For all these dissimilarities, the congruities between ancient and modern sport are equally, if not more, intriguing. To wit:
(I) There is a documented "hooligan culture" surrounding gladiators and their various teams or "schools" (ludi). We have evidence of a riot breaking out in the first century in Pompeii, which led to the cancellation of a gladiatorial bout. Ancient graffiti are quick to announce which particular ludus a gladiator came from, with the Ludus Neroniensis at Rome being one of the most prolific. Graffiti often include specific nicknames attached to certain gladiators, which demonstrates a "cult of personality" enjoyed by popular competitors.
(II) The prevalence of state-funded amphitheaters (or colisea) across the Roman Empire betrays a mass appeal on par with that of modern football stadia. I'll pause here because the architectural development of the amphitheater is a purely Roman invention. The double (amphi) viewing space (theatron) created a backdrop to the action in the center that erected bleachers and fans in place of a wooden stage backdrop (scene). Thus, when ancient and modern fans gaze across the stadium, they see others like themselves, wearing similar attire, acting similarly drunk, spouting similar expletives.
(III) The four distinct fighting styles (retiarius, murmillo, thrax, secutor)—with the specific weapons attached to each type—attests to the high degree of skill and training required to compete in the arena. The similarities to the different positions and preparations for those positions on the football field should be self-evident. This also demonstrates that the ancients, like us moderns, held especial appreciation for masterful performances of the various styles of competing, and certainly the ancient authors speak about their favorite fighting styles in enthusiastic terms.
(IV) Interestingly, a form of record keeping sprung up around gladiatorial combats and combatants. Most of this comes down to us in the form of graffiti.
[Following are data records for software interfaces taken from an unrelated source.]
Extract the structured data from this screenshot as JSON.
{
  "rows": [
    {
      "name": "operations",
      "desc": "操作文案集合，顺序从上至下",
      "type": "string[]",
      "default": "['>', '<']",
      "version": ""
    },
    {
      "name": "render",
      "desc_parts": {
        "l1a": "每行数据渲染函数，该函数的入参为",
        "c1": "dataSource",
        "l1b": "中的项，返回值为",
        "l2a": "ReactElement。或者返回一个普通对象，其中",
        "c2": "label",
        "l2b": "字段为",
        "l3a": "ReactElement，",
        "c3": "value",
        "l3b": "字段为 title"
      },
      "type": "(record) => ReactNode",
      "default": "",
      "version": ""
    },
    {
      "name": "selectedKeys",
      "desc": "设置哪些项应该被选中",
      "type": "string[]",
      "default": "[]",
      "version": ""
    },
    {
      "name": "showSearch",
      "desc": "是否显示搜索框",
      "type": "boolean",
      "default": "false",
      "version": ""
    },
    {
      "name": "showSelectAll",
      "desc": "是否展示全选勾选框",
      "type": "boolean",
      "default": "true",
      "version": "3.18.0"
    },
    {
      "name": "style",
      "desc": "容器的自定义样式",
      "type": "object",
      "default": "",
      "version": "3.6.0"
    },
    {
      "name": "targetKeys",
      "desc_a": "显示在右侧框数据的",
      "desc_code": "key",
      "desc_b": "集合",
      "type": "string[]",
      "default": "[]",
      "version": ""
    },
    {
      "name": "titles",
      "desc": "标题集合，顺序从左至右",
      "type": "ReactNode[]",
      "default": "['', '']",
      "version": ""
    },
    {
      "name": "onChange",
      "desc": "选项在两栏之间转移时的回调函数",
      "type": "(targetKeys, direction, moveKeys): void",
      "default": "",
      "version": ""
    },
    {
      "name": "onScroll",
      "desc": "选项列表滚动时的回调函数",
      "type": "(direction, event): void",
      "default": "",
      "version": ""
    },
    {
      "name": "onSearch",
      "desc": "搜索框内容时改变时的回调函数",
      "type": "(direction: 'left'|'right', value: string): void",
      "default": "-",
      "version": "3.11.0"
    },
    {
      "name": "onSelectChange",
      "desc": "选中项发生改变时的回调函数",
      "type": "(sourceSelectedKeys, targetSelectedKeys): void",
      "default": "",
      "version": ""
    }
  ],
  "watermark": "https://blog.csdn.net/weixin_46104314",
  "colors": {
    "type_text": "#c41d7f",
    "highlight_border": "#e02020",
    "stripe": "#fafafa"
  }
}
For instance: "Severus, of free status, victorious 13 times, earned a reprieve. Albanus, left-hander, of free status, victorious 19 times, won." (CIL iv 8056). (Note the inclusion of Albanus's left-handedness!) Other graffiti indicate that this or that fighter had in the past earned a corona (crown), which scholars liken to a modern MVP award for that day's fighting. Thus, fighters' wins/losses were tracked in the same way that modern boxing or MMA stats are kept.
(V) There is a well attested gambling culture attached to the Roman games, and a number of authors, mostly satirists, bemoan losing huge sums on certain poor performances. In fact, scholars recently discovered a form of match fixing involving Greek wrestlers (!).
(VI) Finally, like modern football crowds, ancient arena crowds are self-selecting groups. They choose to be there, choose to expose themselves to the very real possibilities of maiming. As I said above, there are some voices of dissent in the ancient period, but they swim against the current; a current which bore off 60,000 people at a time to watch men fight in Rome's Coliseum.
These similarities and dissimilarities should be kept in mind whenever someone makes the ancient/modern comparison, and this post is loosely connected to another, longer project I'm working on about the psychology of violent sport fandom. I'm happy to discuss further in the comments, or get shouted at on twitter.
Above image "Ave, Imperator, morituri te salutant," by Jean-Léon Gérôme (1859).